Add Comment
markoDecember 29, 2017 9:15 PM UTC

the main effect of that plexiglass law will be the end of most of those businesses especially after the first shopowner killing which should occur in the first 5 minutes after removal.

the animals will be ordering groceries off the home shopping network.
Sam J.December 28, 2017 9:19 PM UTC

I think the way you could make a go at this is have a big screen where they select stuff outside the building and then pay. It's delivered in a huge chute. Don't let them anywhere inside at all. The screen would be a area with electronic door locks so if they try to destroy it it locks them in until the police come. Of course the screen would have a thick plexiglass cover to protect it. The selection buttons could be a big trackball like on video games and a big push button to select.
responds:December 29, 2017 9:21 AM UTC

I expect to see this implemented.

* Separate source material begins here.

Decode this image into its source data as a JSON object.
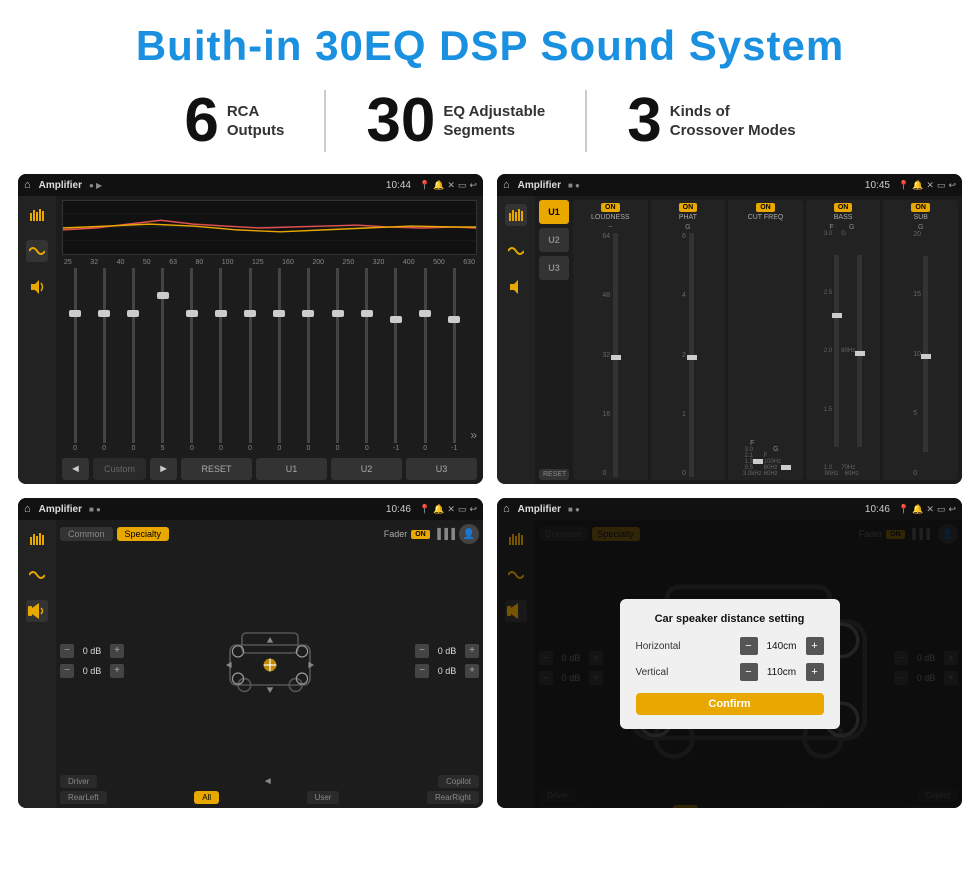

With rulings like they just had in Philly for the taking down of plexiglass, remote shopping will become the go to method or ghetto retail.